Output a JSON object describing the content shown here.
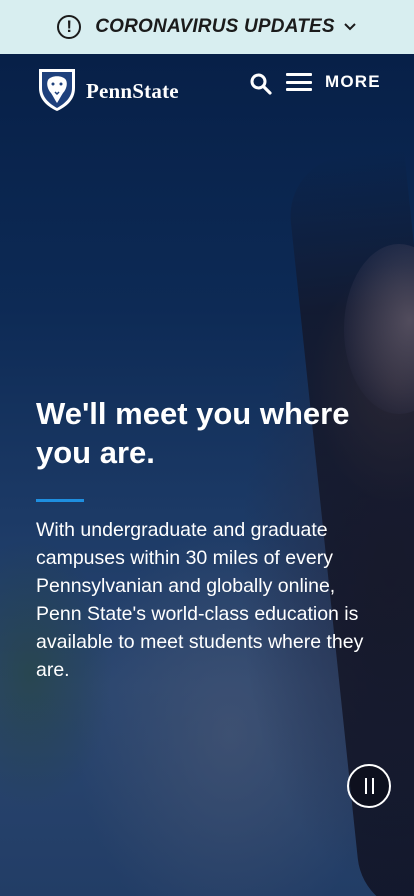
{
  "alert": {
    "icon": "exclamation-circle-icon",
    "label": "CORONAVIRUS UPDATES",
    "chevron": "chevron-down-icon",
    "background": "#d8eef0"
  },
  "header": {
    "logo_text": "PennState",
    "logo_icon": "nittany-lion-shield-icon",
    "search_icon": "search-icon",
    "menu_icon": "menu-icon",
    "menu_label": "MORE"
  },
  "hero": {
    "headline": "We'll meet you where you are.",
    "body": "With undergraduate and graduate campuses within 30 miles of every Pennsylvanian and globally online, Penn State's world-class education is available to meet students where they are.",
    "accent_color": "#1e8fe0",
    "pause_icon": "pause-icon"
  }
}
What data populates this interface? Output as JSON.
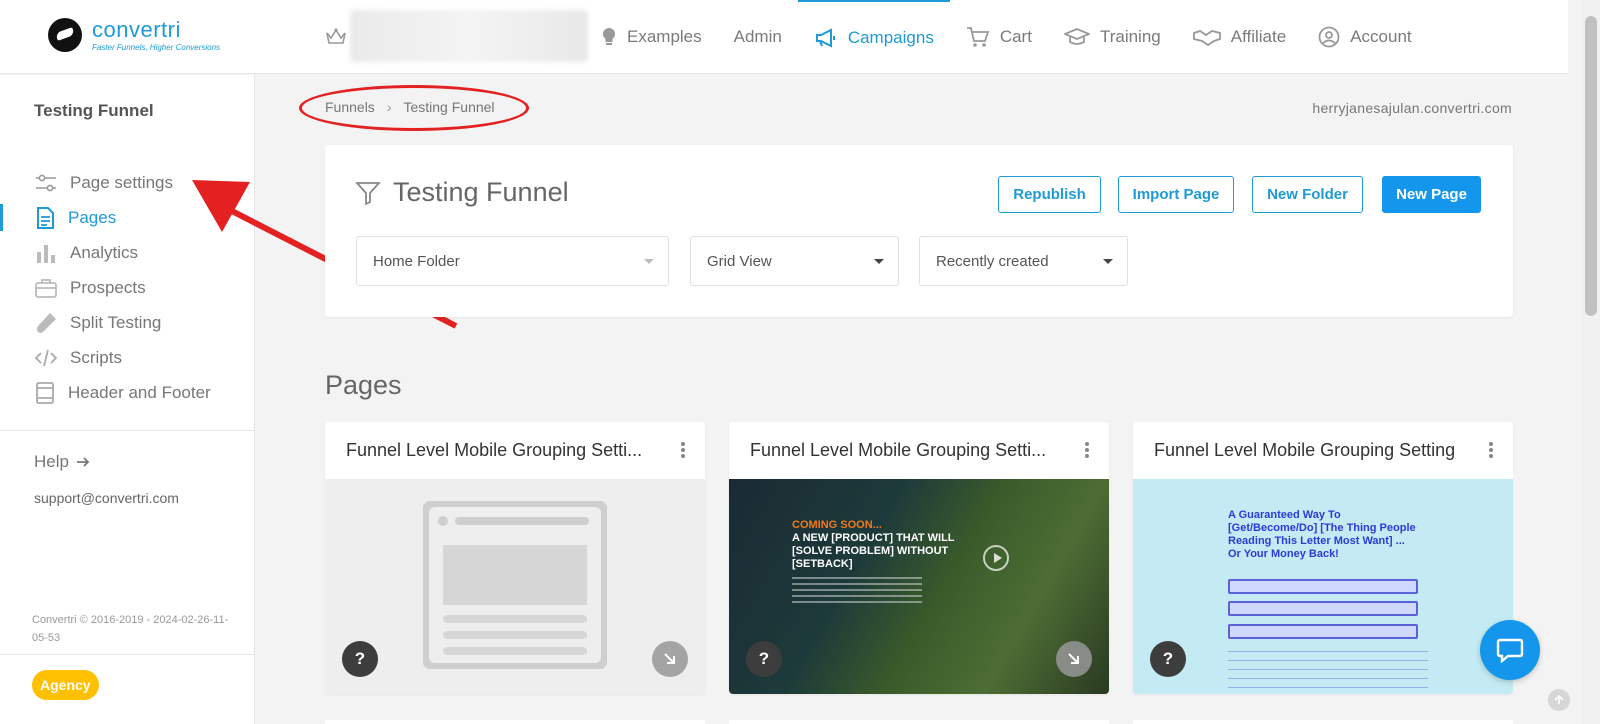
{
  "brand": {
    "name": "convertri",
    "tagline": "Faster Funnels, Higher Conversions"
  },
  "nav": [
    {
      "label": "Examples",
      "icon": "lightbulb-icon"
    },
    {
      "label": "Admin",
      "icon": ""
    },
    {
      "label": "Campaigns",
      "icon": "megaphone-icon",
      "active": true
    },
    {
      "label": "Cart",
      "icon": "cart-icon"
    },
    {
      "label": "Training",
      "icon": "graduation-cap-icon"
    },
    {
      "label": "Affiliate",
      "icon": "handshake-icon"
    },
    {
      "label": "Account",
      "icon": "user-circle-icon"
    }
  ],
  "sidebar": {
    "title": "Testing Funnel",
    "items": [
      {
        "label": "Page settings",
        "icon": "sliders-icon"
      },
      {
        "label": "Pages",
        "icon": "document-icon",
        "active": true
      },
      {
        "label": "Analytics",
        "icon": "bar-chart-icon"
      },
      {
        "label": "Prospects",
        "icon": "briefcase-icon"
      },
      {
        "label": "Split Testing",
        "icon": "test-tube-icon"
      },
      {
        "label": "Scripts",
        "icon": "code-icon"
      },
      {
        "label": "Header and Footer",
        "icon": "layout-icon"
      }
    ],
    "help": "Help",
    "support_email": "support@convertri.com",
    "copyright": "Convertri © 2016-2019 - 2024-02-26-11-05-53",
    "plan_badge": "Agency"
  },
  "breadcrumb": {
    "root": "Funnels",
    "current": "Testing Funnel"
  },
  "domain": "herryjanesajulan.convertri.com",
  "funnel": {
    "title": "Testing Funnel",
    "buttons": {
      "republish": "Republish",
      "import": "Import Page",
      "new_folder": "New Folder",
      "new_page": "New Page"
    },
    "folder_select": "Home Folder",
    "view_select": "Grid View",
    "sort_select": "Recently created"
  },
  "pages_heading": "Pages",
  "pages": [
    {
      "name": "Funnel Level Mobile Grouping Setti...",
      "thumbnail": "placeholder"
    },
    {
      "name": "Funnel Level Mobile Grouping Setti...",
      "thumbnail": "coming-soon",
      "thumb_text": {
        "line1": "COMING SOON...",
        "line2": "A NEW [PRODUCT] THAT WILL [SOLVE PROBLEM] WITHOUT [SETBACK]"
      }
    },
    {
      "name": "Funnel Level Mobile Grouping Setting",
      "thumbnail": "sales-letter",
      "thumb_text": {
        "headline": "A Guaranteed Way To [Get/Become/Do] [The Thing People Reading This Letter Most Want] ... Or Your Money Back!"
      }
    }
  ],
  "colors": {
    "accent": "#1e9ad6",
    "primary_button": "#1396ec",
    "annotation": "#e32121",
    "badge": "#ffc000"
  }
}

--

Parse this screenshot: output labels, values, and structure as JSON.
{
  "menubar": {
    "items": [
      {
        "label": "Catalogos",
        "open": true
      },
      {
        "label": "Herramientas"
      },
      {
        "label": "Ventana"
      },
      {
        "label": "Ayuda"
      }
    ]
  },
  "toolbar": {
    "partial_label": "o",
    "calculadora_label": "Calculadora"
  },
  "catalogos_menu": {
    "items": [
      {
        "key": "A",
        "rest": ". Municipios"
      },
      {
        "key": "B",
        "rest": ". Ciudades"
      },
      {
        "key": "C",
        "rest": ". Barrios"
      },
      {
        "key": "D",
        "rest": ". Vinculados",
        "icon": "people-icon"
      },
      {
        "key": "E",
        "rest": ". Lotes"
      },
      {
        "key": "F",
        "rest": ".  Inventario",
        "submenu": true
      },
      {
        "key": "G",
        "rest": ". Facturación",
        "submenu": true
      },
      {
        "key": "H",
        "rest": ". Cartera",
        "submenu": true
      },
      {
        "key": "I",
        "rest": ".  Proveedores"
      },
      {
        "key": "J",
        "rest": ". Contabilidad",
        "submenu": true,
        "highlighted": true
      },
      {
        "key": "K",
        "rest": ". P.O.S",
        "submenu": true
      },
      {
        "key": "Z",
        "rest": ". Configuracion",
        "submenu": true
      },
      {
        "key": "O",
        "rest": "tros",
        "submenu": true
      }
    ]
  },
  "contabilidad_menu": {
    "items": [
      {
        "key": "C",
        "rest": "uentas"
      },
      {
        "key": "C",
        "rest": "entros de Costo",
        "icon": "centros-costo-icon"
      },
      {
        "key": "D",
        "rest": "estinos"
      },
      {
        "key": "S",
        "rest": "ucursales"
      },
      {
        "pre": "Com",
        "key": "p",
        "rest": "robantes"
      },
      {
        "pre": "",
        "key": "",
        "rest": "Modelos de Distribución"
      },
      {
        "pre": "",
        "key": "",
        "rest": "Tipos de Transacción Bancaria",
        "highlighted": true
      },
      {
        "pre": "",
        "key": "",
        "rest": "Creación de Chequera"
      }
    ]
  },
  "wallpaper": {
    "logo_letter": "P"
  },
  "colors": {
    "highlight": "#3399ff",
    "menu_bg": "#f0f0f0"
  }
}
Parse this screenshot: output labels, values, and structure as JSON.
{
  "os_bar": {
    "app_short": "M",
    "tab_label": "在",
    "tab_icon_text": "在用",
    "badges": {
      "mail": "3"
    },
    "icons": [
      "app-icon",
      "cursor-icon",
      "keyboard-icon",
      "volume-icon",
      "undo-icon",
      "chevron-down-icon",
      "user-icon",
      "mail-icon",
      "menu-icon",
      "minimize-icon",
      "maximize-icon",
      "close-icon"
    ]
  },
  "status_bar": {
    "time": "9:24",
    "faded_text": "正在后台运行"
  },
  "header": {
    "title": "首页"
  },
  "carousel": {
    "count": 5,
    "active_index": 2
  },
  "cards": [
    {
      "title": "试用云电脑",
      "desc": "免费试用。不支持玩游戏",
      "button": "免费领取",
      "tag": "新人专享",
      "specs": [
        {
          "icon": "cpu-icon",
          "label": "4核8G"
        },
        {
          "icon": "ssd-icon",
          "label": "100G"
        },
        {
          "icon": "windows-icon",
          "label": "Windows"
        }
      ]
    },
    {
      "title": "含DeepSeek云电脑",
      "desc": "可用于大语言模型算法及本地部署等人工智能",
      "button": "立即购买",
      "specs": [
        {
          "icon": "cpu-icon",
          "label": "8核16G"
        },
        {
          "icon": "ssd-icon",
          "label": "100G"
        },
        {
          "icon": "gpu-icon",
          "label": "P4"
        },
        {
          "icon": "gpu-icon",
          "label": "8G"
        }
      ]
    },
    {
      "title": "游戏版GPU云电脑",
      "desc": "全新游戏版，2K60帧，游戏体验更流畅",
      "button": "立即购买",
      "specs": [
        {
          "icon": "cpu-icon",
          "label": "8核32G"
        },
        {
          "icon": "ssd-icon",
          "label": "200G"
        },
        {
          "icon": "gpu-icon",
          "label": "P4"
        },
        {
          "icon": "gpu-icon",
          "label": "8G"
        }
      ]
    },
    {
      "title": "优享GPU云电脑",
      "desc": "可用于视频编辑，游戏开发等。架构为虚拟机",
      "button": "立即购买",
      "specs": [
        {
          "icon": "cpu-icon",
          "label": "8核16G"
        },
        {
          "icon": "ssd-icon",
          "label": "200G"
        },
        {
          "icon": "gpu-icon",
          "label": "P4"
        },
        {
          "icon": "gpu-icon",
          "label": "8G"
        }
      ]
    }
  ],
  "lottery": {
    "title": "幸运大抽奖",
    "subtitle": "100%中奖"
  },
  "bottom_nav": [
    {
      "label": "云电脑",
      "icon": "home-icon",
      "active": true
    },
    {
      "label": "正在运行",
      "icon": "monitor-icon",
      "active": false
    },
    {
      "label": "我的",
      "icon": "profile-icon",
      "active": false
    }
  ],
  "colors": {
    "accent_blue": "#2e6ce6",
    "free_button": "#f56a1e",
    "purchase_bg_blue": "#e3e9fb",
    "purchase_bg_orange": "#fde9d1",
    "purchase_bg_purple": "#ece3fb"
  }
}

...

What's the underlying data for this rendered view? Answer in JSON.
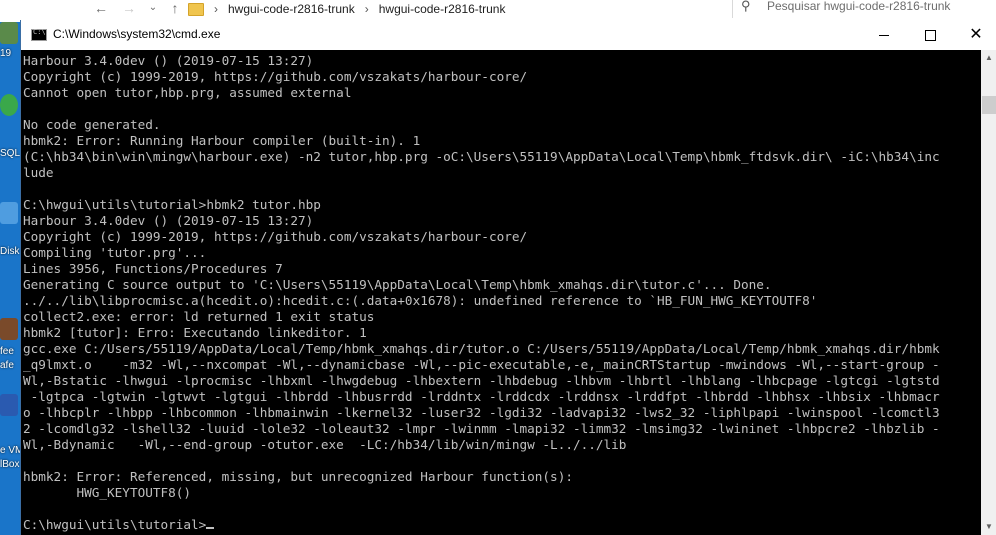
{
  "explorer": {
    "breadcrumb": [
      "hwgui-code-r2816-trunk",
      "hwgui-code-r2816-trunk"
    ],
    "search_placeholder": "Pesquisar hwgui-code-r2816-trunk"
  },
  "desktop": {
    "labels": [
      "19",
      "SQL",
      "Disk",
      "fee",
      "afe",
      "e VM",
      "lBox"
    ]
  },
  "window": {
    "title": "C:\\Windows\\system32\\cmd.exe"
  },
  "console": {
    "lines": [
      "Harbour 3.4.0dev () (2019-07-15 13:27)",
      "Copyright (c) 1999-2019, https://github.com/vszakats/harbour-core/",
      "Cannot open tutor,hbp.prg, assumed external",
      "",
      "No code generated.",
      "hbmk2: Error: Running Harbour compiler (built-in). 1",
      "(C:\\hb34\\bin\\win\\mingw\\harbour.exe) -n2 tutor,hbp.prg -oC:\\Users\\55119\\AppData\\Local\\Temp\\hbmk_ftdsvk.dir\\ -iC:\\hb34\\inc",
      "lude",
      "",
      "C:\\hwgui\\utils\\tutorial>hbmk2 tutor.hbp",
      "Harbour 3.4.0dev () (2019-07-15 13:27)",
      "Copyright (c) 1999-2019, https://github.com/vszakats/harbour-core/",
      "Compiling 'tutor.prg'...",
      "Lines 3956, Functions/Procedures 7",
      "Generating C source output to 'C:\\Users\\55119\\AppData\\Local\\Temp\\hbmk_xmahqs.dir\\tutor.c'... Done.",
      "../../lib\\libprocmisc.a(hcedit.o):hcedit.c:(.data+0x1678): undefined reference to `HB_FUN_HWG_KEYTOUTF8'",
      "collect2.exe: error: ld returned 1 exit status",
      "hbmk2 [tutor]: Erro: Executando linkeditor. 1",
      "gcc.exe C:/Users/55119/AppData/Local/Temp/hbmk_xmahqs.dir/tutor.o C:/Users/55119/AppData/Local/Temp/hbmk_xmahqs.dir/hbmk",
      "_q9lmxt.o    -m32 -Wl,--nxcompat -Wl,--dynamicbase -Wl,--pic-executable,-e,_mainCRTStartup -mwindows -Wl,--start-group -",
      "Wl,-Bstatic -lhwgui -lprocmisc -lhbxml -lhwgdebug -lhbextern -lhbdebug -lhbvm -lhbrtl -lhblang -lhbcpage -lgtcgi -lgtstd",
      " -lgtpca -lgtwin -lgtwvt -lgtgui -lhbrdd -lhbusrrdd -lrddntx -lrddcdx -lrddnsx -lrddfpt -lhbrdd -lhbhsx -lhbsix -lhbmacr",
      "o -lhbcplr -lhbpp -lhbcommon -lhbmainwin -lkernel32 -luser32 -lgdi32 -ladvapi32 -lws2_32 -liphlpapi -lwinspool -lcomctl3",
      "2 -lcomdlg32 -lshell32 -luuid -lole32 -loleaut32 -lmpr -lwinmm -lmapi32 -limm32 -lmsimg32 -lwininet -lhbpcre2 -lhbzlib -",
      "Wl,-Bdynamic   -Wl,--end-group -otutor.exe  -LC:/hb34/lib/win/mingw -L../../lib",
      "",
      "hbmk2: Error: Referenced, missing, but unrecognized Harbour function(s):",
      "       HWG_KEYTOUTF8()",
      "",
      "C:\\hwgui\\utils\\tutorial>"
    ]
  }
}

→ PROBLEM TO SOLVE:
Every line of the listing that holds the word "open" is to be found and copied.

→ SOLUTION TO THE EXERCISE:
        "open": true
      "Cannot open tutor,hbp.prg, assumed external",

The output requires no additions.